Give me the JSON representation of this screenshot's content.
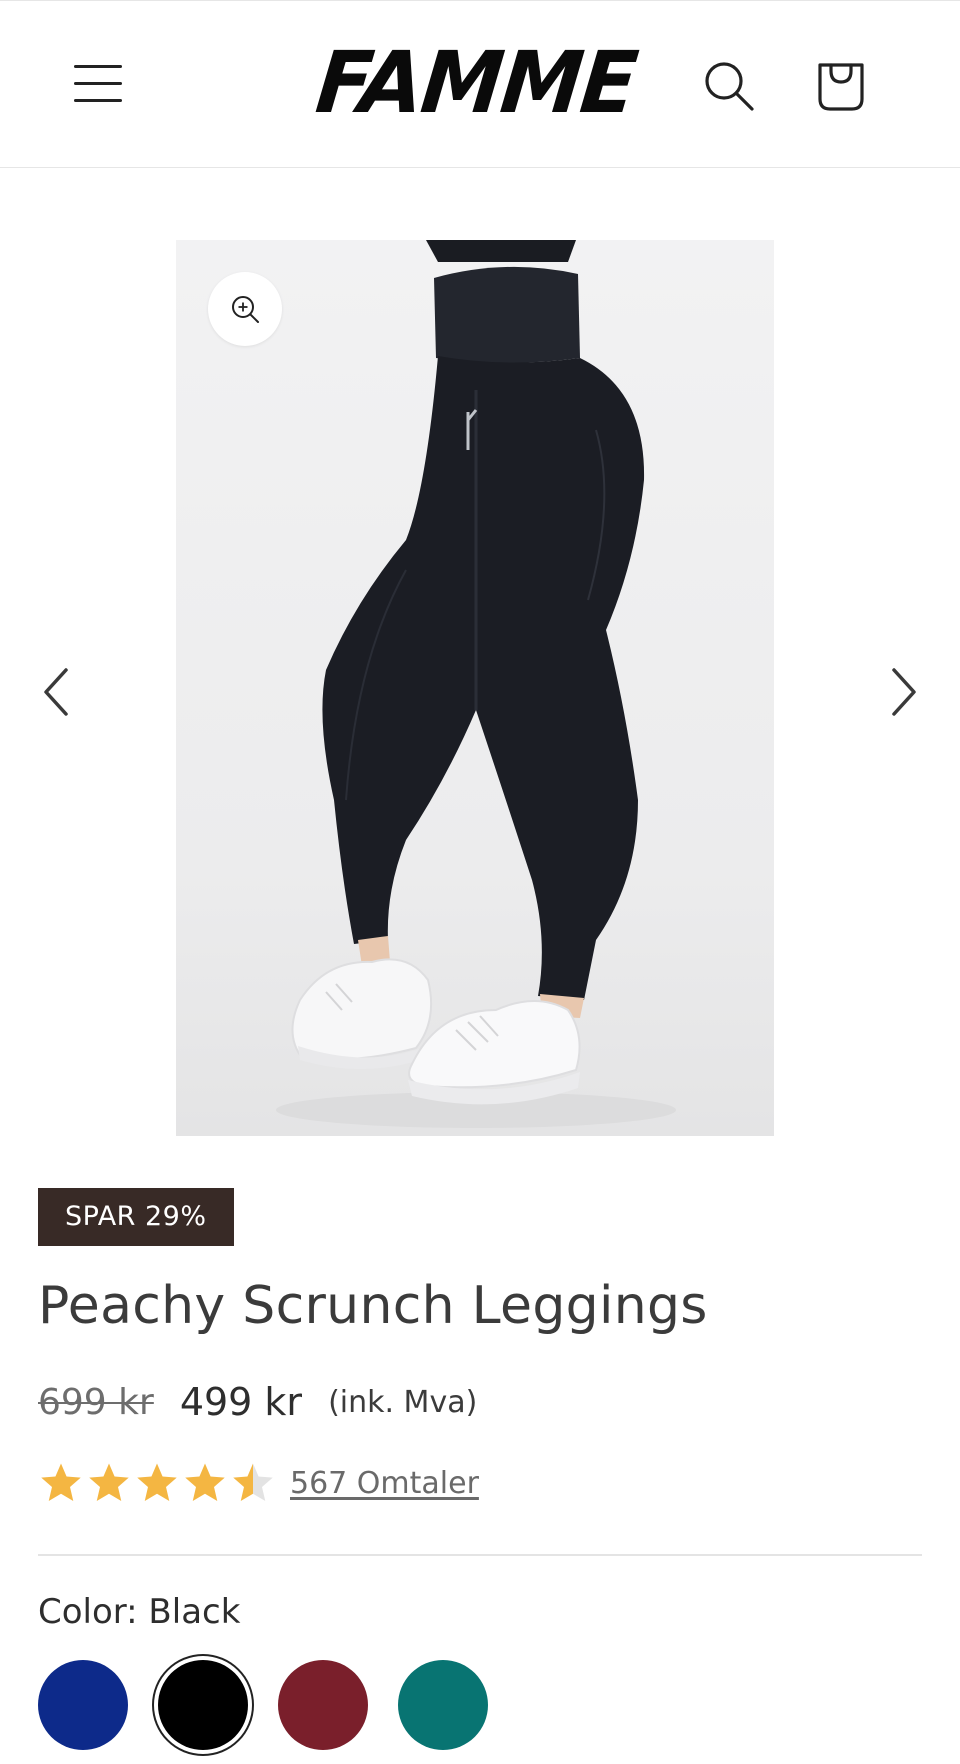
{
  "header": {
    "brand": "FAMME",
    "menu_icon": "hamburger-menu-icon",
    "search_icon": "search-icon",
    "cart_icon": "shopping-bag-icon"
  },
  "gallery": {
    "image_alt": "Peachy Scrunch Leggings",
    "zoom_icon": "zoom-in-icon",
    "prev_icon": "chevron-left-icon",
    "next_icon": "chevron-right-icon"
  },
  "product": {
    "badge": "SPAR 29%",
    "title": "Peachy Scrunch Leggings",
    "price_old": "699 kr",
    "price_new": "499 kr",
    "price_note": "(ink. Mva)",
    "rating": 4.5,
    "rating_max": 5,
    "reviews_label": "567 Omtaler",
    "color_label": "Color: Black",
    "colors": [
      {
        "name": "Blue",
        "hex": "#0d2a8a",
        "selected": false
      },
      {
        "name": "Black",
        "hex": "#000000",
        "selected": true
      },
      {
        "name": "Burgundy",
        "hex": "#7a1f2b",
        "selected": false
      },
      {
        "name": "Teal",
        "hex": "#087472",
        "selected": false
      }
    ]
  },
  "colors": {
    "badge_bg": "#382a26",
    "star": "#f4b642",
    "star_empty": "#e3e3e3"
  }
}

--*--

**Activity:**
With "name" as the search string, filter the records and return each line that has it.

**Task output:**
        "name": "Blue",
        "name": "Black",
        "name": "Burgundy",
        "name": "Teal",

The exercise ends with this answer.